--- Try it ---
Provide only the number of lines in the data below that contain the string "label".
========
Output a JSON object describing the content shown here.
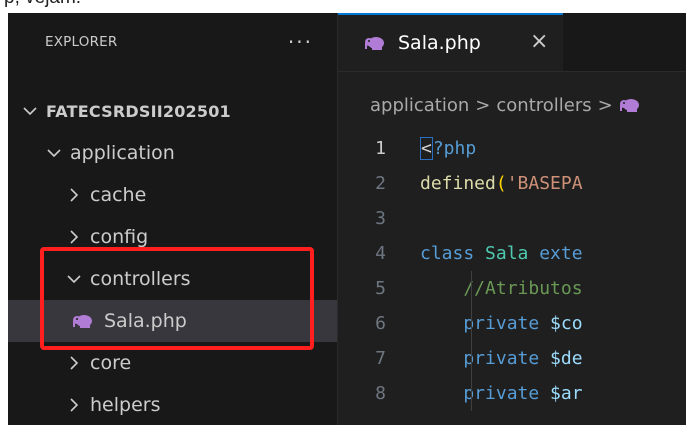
{
  "caption": "p, vejam:",
  "sidebar": {
    "title": "EXPLORER",
    "more_icon": "more-actions-icon",
    "tree": [
      {
        "label": "FATECSRDSII202501",
        "depth": 0,
        "expanded": true,
        "root": true
      },
      {
        "label": "application",
        "depth": 1,
        "expanded": true
      },
      {
        "label": "cache",
        "depth": 2,
        "expanded": false
      },
      {
        "label": "config",
        "depth": 2,
        "expanded": false
      },
      {
        "label": "controllers",
        "depth": 2,
        "expanded": true
      },
      {
        "label": "Sala.php",
        "depth": 3,
        "file": true,
        "selected": true
      },
      {
        "label": "core",
        "depth": 2,
        "expanded": false
      },
      {
        "label": "helpers",
        "depth": 2,
        "expanded": false
      }
    ]
  },
  "editor": {
    "tab": {
      "label": "Sala.php",
      "close": "×"
    },
    "breadcrumb": [
      "application",
      "controllers"
    ],
    "lines": [
      {
        "n": "1",
        "active": true,
        "tokens": [
          {
            "t": "<",
            "c": "#d4d4d4",
            "cursor": true
          },
          {
            "t": "?php",
            "c": "#569cd6"
          }
        ]
      },
      {
        "n": "2",
        "tokens": [
          {
            "t": "defined",
            "c": "#dcdcaa"
          },
          {
            "t": "(",
            "c": "#ffd700"
          },
          {
            "t": "'BASEPA",
            "c": "#ce9178"
          }
        ]
      },
      {
        "n": "3",
        "tokens": []
      },
      {
        "n": "4",
        "tokens": [
          {
            "t": "class ",
            "c": "#569cd6"
          },
          {
            "t": "Sala ",
            "c": "#4ec9b0"
          },
          {
            "t": "exte",
            "c": "#569cd6"
          }
        ]
      },
      {
        "n": "5",
        "guide": true,
        "tokens": [
          {
            "t": "    //Atributos",
            "c": "#6a9955"
          }
        ]
      },
      {
        "n": "6",
        "guide": true,
        "tokens": [
          {
            "t": "    private ",
            "c": "#569cd6"
          },
          {
            "t": "$co",
            "c": "#9cdcfe"
          }
        ]
      },
      {
        "n": "7",
        "guide": true,
        "tokens": [
          {
            "t": "    private ",
            "c": "#569cd6"
          },
          {
            "t": "$de",
            "c": "#9cdcfe"
          }
        ]
      },
      {
        "n": "8",
        "guide": true,
        "tokens": [
          {
            "t": "    private ",
            "c": "#569cd6"
          },
          {
            "t": "$ar",
            "c": "#9cdcfe"
          }
        ]
      }
    ]
  },
  "colors": {
    "accent": "#0078d4",
    "highlight_box": "#ff1f1f",
    "php_icon": "#b07cd6"
  }
}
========
--- Solution ---
9